Romania wants Hungarian-style child protection law


Central Europe


Romanian Parliament. Photo EPA, Robert Ghement

The Romanian Senate has passed a bill that bans teaching methods that "promote homosexuality or gender reassignment" to school children. The legislation can be implemented if the Lower House votes in favour of the proposal later this month.

The content of the bill is comparable with the Hungarian child protection legislation from 2021. At the moment, the response on the Romanian example is quite low.

The Romanian government wants to guarantee the child's right to protection, Varlden idag reports.

If the proposal is accepted, it will become illegal to distribute any information that promotes gender reassignment, transgenderism or homosexuality. Furthermore, schools cannot teach children anything about sex and cohabitation unless parents explicitly permit it.

The initiator of the law, Deputy Zoltan Zakarias, says that the law is based on the view that the child's upbringing should "take place within the traditional family, on a Christian basis, while the responsibility for the child should lie primarily with the parents."

According to Universul.net LGBT related topics on social media, TV or in public, such as the Pride parades could be affected by the ban.

It is not the first time the issue has been raised in the Romanian government. In 2020, Romanian MPs tried to ban LGBT information, Europa Libera Romania writes. At that time, the Constitutional Court did not pass the bill.

However, the Romanian Parliament was able to ban the presentation of same-sex couples and diverse gender identities in children's commercials and the media.

Dispute around the law

Nevertheless, the new "child protection" proposal is disputed. Romanian LGBT organisation demand that the Lower House abolishes the law, as it is "homophobic and transphobic", Reuters reports. According to the critics, the legislation would legitimise discrimination against LGBT people.

Ryan Thoreson, a researcher at Human Rights Watch, writes on Eurobserver that the bill would stimulate prejudice and homophobia. He thinks that "the toxic stereotypes demonise LGBT people and expose them and their families to the risk of harassment and violence." He points out that by making LGBT topics taboo, schools cause children who identify as queer to "face shame and doubt, and peers learn hostility and intolerance."

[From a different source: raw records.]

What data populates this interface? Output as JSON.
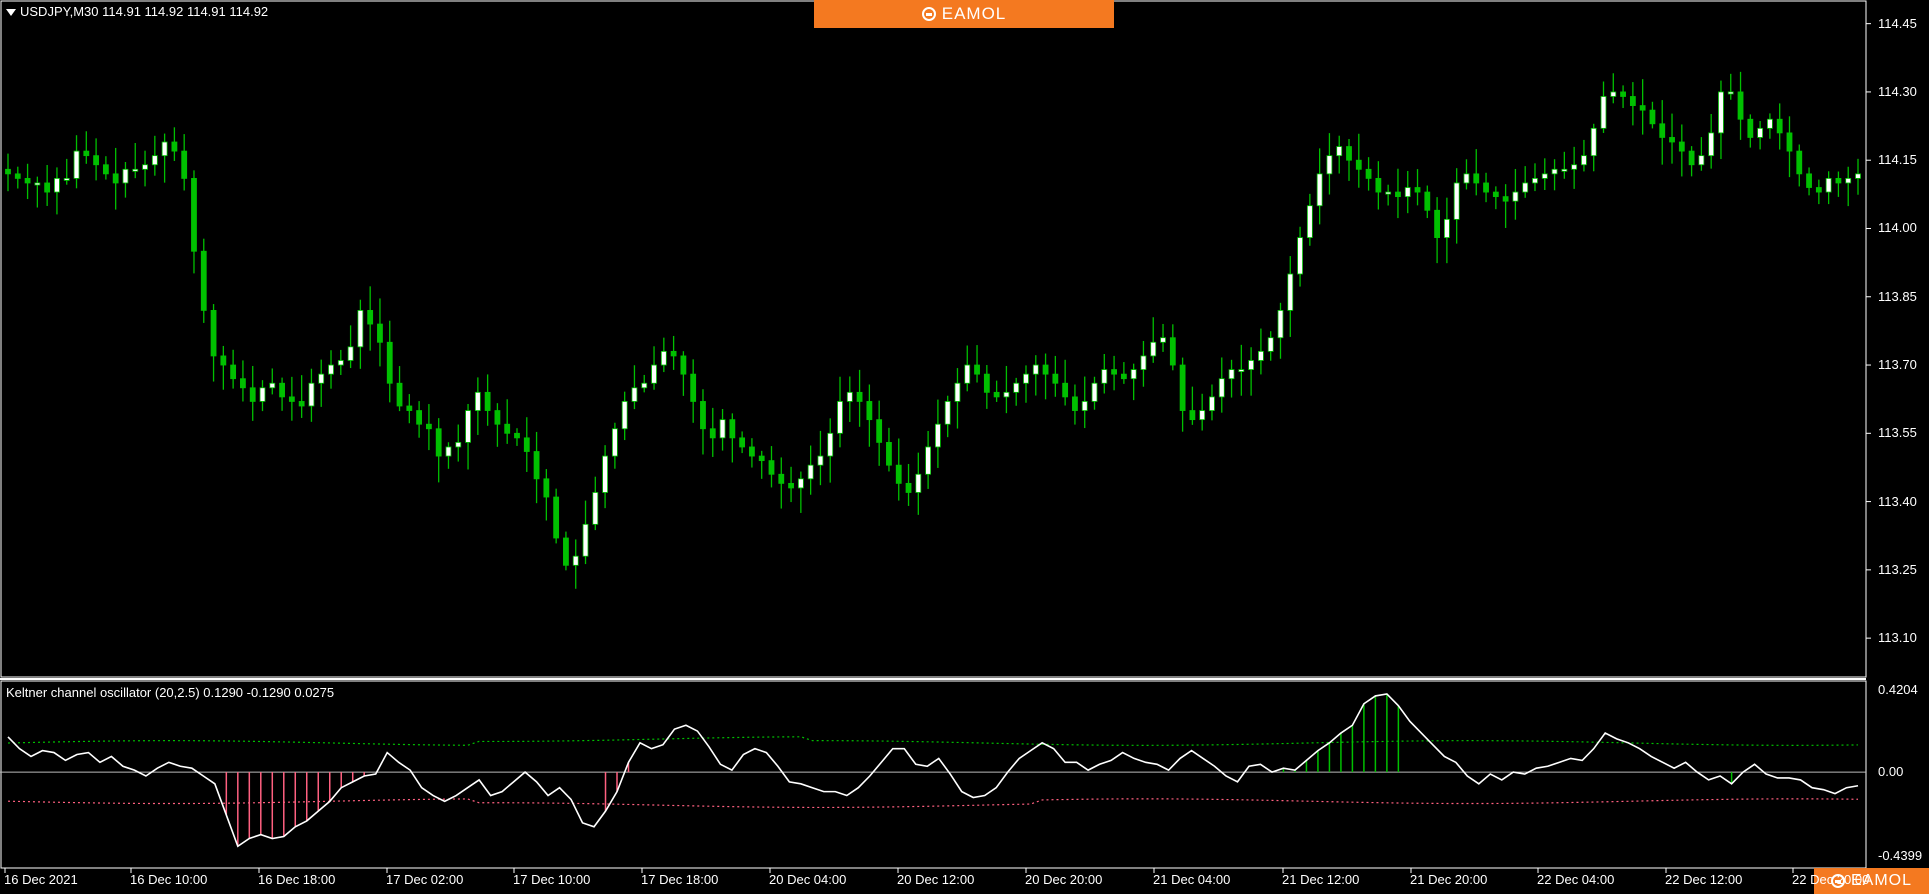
{
  "symbol_header": "USDJPY,M30  114.91 114.92 114.91 114.92",
  "oscillator_header": "Keltner channel oscillator (20,2.5) 0.1290 -0.1290 0.0275",
  "brand": {
    "name": "EAMOL",
    "color": "#f47920"
  },
  "price_axis": [
    "114.45",
    "114.30",
    "114.15",
    "114.00",
    "113.85",
    "113.70",
    "113.55",
    "113.40",
    "113.25",
    "113.10"
  ],
  "osc_axis": [
    "0.4204",
    "0.00",
    "-0.4399"
  ],
  "time_axis": [
    "16 Dec 2021",
    "16 Dec 10:00",
    "16 Dec 18:00",
    "17 Dec 02:00",
    "17 Dec 10:00",
    "17 Dec 18:00",
    "20 Dec 04:00",
    "20 Dec 12:00",
    "20 Dec 20:00",
    "21 Dec 04:00",
    "21 Dec 12:00",
    "21 Dec 20:00",
    "22 Dec 04:00",
    "22 Dec 12:00",
    "22 Dec 20:00"
  ],
  "colors": {
    "bull": "#ffffff",
    "bear": "#00c000",
    "line": "#ffffff",
    "upper": "#00c000",
    "lower": "#ff6080",
    "hist_pos": "#00c000",
    "hist_neg": "#ff6080"
  },
  "chart_data": [
    {
      "type": "candlestick",
      "title": "USDJPY,M30",
      "ylim": [
        113.03,
        114.48
      ],
      "close": [
        114.12,
        114.11,
        114.1,
        114.1,
        114.08,
        114.11,
        114.11,
        114.17,
        114.16,
        114.14,
        114.12,
        114.1,
        114.13,
        114.13,
        114.14,
        114.16,
        114.19,
        114.17,
        114.11,
        113.95,
        113.82,
        113.72,
        113.7,
        113.67,
        113.65,
        113.62,
        113.65,
        113.66,
        113.63,
        113.62,
        113.61,
        113.66,
        113.68,
        113.7,
        113.71,
        113.74,
        113.82,
        113.79,
        113.75,
        113.66,
        113.61,
        113.6,
        113.57,
        113.56,
        113.5,
        113.52,
        113.53,
        113.6,
        113.64,
        113.6,
        113.57,
        113.55,
        113.54,
        113.51,
        113.45,
        113.41,
        113.32,
        113.26,
        113.28,
        113.35,
        113.42,
        113.5,
        113.56,
        113.62,
        113.65,
        113.66,
        113.7,
        113.73,
        113.72,
        113.68,
        113.62,
        113.56,
        113.54,
        113.58,
        113.54,
        113.52,
        113.5,
        113.49,
        113.46,
        113.44,
        113.43,
        113.45,
        113.48,
        113.5,
        113.55,
        113.62,
        113.64,
        113.62,
        113.58,
        113.53,
        113.48,
        113.44,
        113.42,
        113.46,
        113.52,
        113.57,
        113.62,
        113.66,
        113.7,
        113.68,
        113.64,
        113.63,
        113.64,
        113.66,
        113.68,
        113.7,
        113.68,
        113.66,
        113.63,
        113.6,
        113.62,
        113.66,
        113.69,
        113.68,
        113.67,
        113.69,
        113.72,
        113.75,
        113.76,
        113.7,
        113.6,
        113.58,
        113.6,
        113.63,
        113.67,
        113.69,
        113.69,
        113.71,
        113.73,
        113.76,
        113.82,
        113.9,
        113.98,
        114.05,
        114.12,
        114.16,
        114.18,
        114.15,
        114.13,
        114.11,
        114.08,
        114.08,
        114.07,
        114.09,
        114.08,
        114.04,
        113.98,
        114.02,
        114.1,
        114.12,
        114.1,
        114.08,
        114.07,
        114.06,
        114.08,
        114.1,
        114.11,
        114.12,
        114.13,
        114.13,
        114.14,
        114.16,
        114.22,
        114.29,
        114.3,
        114.29,
        114.27,
        114.26,
        114.23,
        114.2,
        114.19,
        114.17,
        114.14,
        114.16,
        114.21,
        114.3,
        114.3,
        114.24,
        114.2,
        114.22,
        114.24,
        114.21,
        114.17,
        114.12,
        114.09,
        114.08,
        114.11,
        114.1,
        114.11,
        114.12
      ]
    },
    {
      "type": "line",
      "title": "Keltner channel oscillator (20,2.5)",
      "ylim": [
        -0.4399,
        0.4204
      ],
      "upper": 0.129,
      "lower": -0.129,
      "series": [
        {
          "name": "oscillator",
          "values": [
            0.18,
            0.12,
            0.08,
            0.11,
            0.1,
            0.06,
            0.09,
            0.1,
            0.05,
            0.08,
            0.03,
            0.01,
            -0.02,
            0.02,
            0.05,
            0.03,
            0.02,
            -0.02,
            -0.06,
            -0.22,
            -0.38,
            -0.34,
            -0.32,
            -0.34,
            -0.33,
            -0.28,
            -0.25,
            -0.2,
            -0.15,
            -0.08,
            -0.05,
            -0.02,
            -0.01,
            0.1,
            0.05,
            0.01,
            -0.08,
            -0.12,
            -0.15,
            -0.12,
            -0.08,
            -0.04,
            -0.12,
            -0.1,
            -0.05,
            0.0,
            -0.05,
            -0.12,
            -0.08,
            -0.14,
            -0.26,
            -0.28,
            -0.2,
            -0.1,
            0.05,
            0.15,
            0.12,
            0.14,
            0.22,
            0.24,
            0.21,
            0.13,
            0.04,
            0.01,
            0.09,
            0.12,
            0.1,
            0.03,
            -0.05,
            -0.06,
            -0.08,
            -0.1,
            -0.1,
            -0.12,
            -0.08,
            -0.02,
            0.05,
            0.12,
            0.12,
            0.04,
            0.03,
            0.07,
            -0.01,
            -0.1,
            -0.13,
            -0.12,
            -0.08,
            0.0,
            0.07,
            0.11,
            0.15,
            0.12,
            0.05,
            0.05,
            0.01,
            0.04,
            0.06,
            0.1,
            0.07,
            0.05,
            0.04,
            0.01,
            0.07,
            0.11,
            0.07,
            0.03,
            -0.02,
            -0.05,
            0.03,
            0.04,
            0.0,
            0.02,
            0.01,
            0.06,
            0.11,
            0.15,
            0.2,
            0.24,
            0.35,
            0.39,
            0.4,
            0.34,
            0.26,
            0.2,
            0.14,
            0.08,
            0.05,
            -0.02,
            -0.06,
            -0.01,
            -0.04,
            0.0,
            -0.01,
            0.02,
            0.03,
            0.05,
            0.07,
            0.06,
            0.12,
            0.2,
            0.17,
            0.15,
            0.12,
            0.08,
            0.05,
            0.02,
            0.05,
            0.0,
            -0.04,
            -0.02,
            -0.06,
            0.0,
            0.04,
            -0.01,
            -0.03,
            -0.03,
            -0.04,
            -0.08,
            -0.09,
            -0.11,
            -0.08,
            -0.07
          ]
        }
      ],
      "hist_pos_range": [
        110,
        121
      ],
      "hist_neg_ranges": [
        [
          19,
          31
        ],
        [
          52,
          54
        ]
      ],
      "hist_pos_extra": [
        150
      ]
    }
  ]
}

Hungarian situation

As time passes and the Lower House soon has to decide on the issue, the debate on the child protection law will most likely intensify in Romania. This might lead to "Hungarian situations", in which many people go to the street to protest against the law.

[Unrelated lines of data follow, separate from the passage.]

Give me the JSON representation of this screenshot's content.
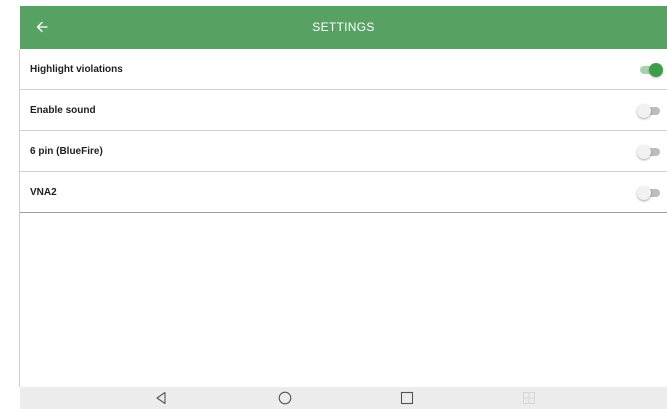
{
  "appbar": {
    "title": "SETTINGS",
    "back_icon": "arrow-left-icon",
    "background": "#57a163"
  },
  "settings": [
    {
      "label": "Highlight violations",
      "enabled": true
    },
    {
      "label": "Enable sound",
      "enabled": false
    },
    {
      "label": "6 pin (BlueFire)",
      "enabled": false
    },
    {
      "label": "VNA2",
      "enabled": false
    }
  ],
  "navbar": {
    "buttons": [
      "back-triangle-icon",
      "home-circle-icon",
      "recents-square-icon",
      "split-screen-icon"
    ]
  },
  "colors": {
    "accent": "#3e9d4d",
    "switch_on_track": "#a6d3ad",
    "switch_off_track": "#bdbdbd"
  }
}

When Hungary attempted to pass a similar bill last year, there was much upheaval nationally and internationally. Even the European Union spoke out against the law, which it found to be discriminating against the LGBT community.



Subscribe for an update, and receive a documentary and e-book for free.

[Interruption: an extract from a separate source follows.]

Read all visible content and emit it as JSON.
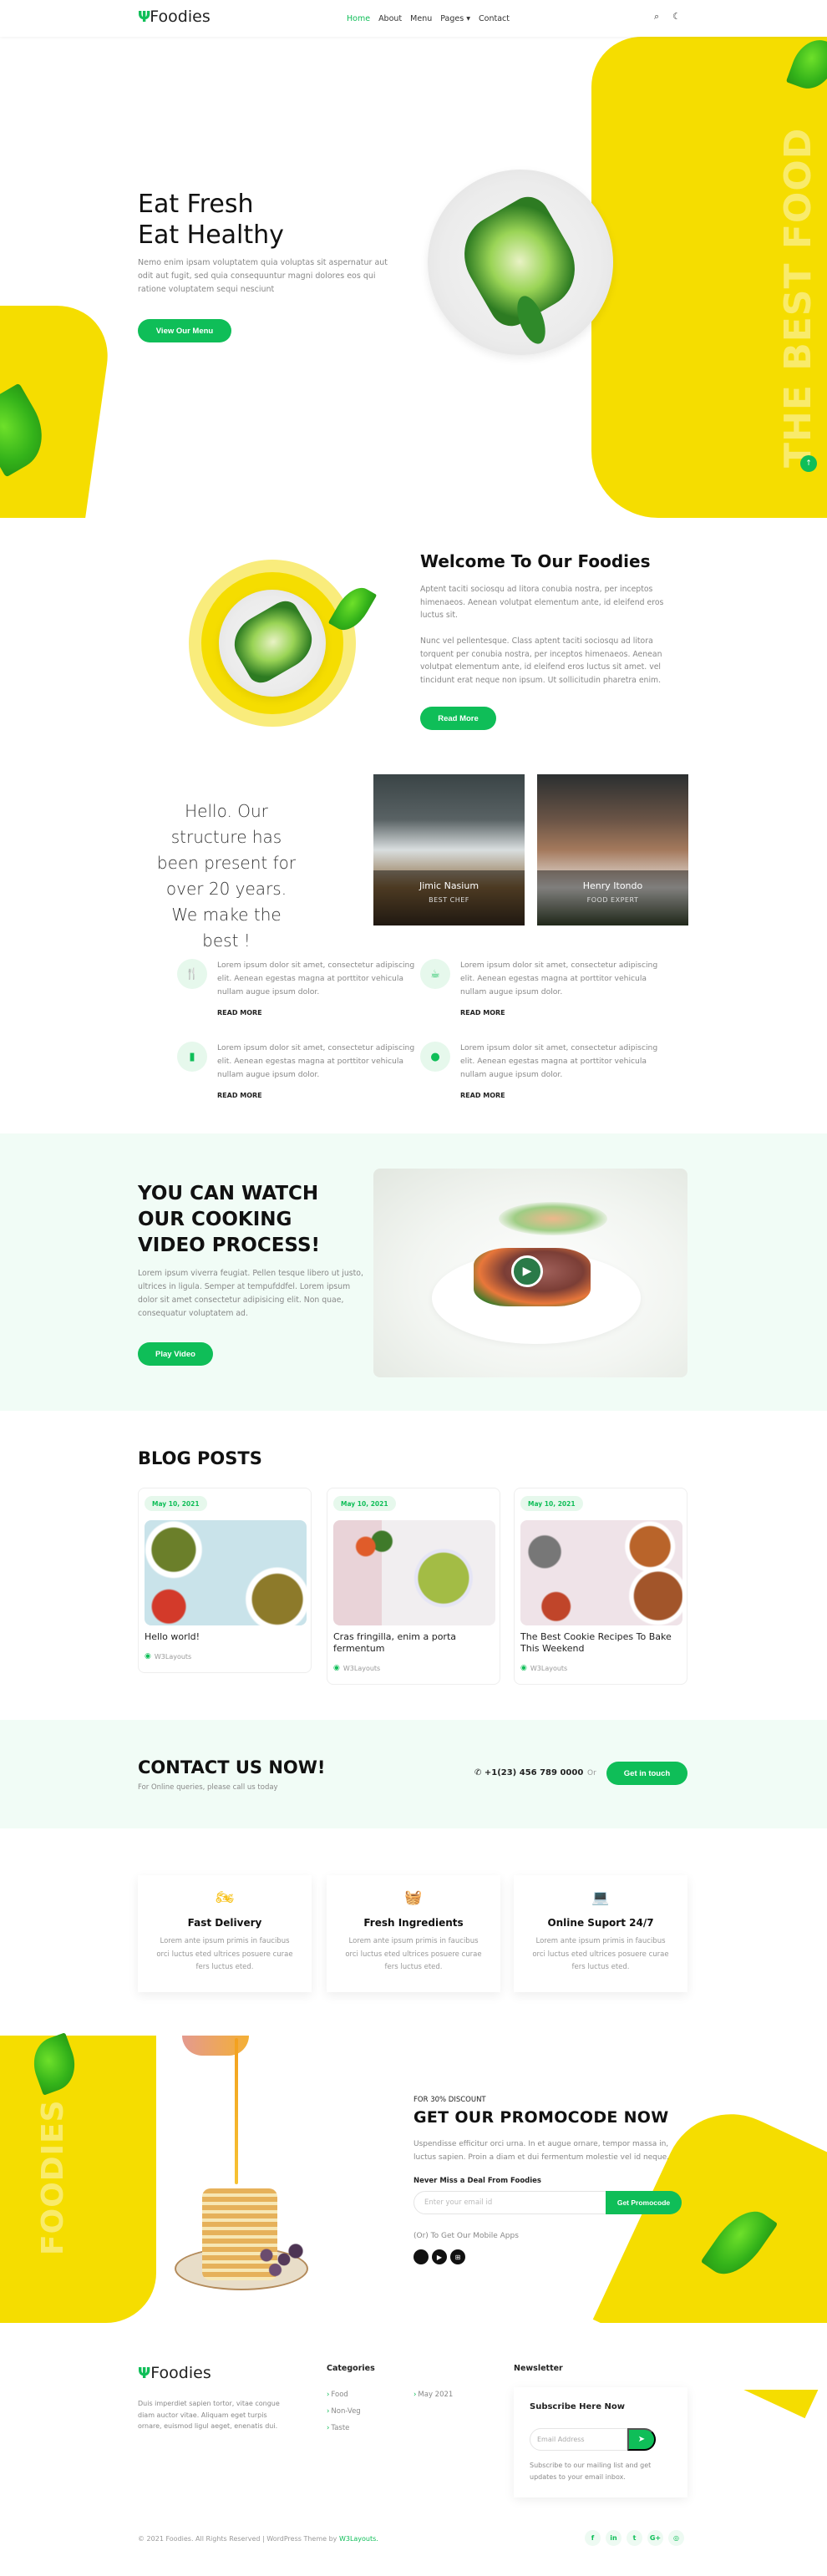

Choose your subscriptions*

You may subscribe to multiple lists.